For weeks, Jonathan MacGown got regular updates via robocalls from Vero’s Sea Breeze Rehabilitation and Nursing Center, where his 98-year-old father was a patient: We have no COVID-19 cases.
“They were calling regularly from a Chicago number,” MacGown said. “It was like, look how great we’re doing.”
Then came an actual voice call saying Sea Breeze had its first case. A staff member had tested positive. That call was on June 22.
Less than three weeks later, on July 11, Sea Breeze sent three residents to the hospital.
One was MacGown’s father, Philip.
But no one from the facility bothered to call Jonathan MacGown to tell him his father had tested positive and was being sent to the hospital.
MacGown got word of his father’s condition and hospitalization from Cleveland Clinic Indian River Hospital.
“A doctor called and said: ‘Your dad’s here, he’s got COVID-19 and he’s on a ventilator. He’s probably not going to make it,’” MacGown recalled. “I got no calls from Sea Breeze.”
A week after his father’s death, MacGown flew with his wife from Lansing, Michigan, to Florida to witness his father’s burial at Cape Canaveral National Cemetery. A World War II veteran who served in Patton’s Third Army, Philip MacGown’s coffin was lowered into the ground as a ceremonial bugler played “Taps.”
“It was very moving,” said Jonathan, who was handed the traditional folded flag that had covered his father’s coffin.
By then, Sea Breeze had nearly 60 cases of COVID-19 along with the five deaths.
It was only after the burial that MacGown finally got a call from Sea Breeze’s social worker. “Whatever happened with your dad?” she asked.
“It was just a little bizarre,” said MacGown. “She came across as having no idea my dad had died.”
That is in line with experiences of the families of two other victims. Both, called by the center’s management, were asked if they “knew what was going on.”
MacGown is familiar with the processes involved with COVID-19 notification. In Michigan, he is senior accountant with the Jackson County Health Department, where he is a member of the COVID-19 response team, conferring several times a week with the county’s health director and others.
“Professionally, I’m very knowledgeable about all of this, working for a health department,” MacGown said. “I’ve been on hours and hours of conference calls discussing this. I’m very aware of what steps could be taken in all of this.

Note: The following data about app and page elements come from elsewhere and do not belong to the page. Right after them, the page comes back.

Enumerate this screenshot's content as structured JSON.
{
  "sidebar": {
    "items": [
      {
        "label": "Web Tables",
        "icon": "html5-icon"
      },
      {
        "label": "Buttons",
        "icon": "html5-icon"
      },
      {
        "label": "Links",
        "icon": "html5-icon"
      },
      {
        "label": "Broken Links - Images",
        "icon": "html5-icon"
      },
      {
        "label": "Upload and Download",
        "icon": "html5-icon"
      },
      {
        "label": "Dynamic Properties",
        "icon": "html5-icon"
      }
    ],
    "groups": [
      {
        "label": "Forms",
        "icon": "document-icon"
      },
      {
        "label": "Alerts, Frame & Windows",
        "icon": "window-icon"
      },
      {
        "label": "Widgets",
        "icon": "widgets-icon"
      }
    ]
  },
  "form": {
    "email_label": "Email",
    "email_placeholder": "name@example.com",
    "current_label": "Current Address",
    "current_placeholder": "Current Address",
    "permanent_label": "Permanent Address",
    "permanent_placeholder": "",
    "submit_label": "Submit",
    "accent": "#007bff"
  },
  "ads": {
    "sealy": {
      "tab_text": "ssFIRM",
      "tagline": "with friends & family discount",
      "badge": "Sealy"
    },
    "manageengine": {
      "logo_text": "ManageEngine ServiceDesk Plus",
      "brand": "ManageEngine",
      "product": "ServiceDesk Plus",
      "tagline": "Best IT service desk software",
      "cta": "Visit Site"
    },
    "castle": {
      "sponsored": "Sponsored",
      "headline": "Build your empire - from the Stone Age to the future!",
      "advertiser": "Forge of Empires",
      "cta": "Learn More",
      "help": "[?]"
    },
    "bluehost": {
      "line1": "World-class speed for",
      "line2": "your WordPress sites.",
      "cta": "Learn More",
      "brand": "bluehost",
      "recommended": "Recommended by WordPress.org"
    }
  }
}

“I heard crickets from the place,” he said. “Before, if he scratched himself in the night, the nursing staff would be on the phone with me. ‘Oh, he scratched himself, but he’s fine.’ Any minor little thing, they would be on the phone.
“Now there was something potentially major, and I hear nothing. Not ‘He’s symptomatic, we’re going to test him.’ Nothing. I get silence.
“That’s what’s maddening to me,” said MacGown. “It makes me feel like this was intentional, that they were withholding information from families.”
MacGown said he is “suspicious” of the facility’s new ownership and wonders why there was a sea change in staffing soon after the facility changed hands.
Formerly known as Atlantic Rehabilitation and Health Care, the facility was once part of the now-defunct Skyline Healthcare chain, which owned 100 facilities across the country including several in Florida.
Citadel Consulting took over operations and management of the Skyline properties in Florida in 2018, including Atlantic Rehab and Health Care in Vero, which became Sea Breeze.
Today, the Brooklyn-based company calls itself Citadel Health Care. Many of its properties have not fared well in the pandemic, including in the Bronx, where four of its facilities have a combined 162 deaths. One facility, The Plaza, had 71 deaths.
In Florida, Citadel’s 105-bed nursing home in Fort Pierce, Sandgate Gardens, showed 35 current positive residents on Monday’s report. Two residents died, and six were transferred out of the facility. There were five positive staff members, down from 24.
Two weeks ago, Citadel’s Fouraker Hills Rehab and Nursing Center in Duval County had 43 positive residents with five deaths, as well as 26 staff members with COVID-19. A Citadel facility in Clearwater, Kensington Gardens, showed 21 positive residents transferred out and 30 positive staff members.
As of Monday, Sea Breeze was showing 44 cases of COVID-19, nearly all of them residents. The facility’s outbreak was by far the worst Indian River County has seen, with nearly twice as many infected residents as the second worst, Sea Breeze’s neighbor, Palm Garden of Vero.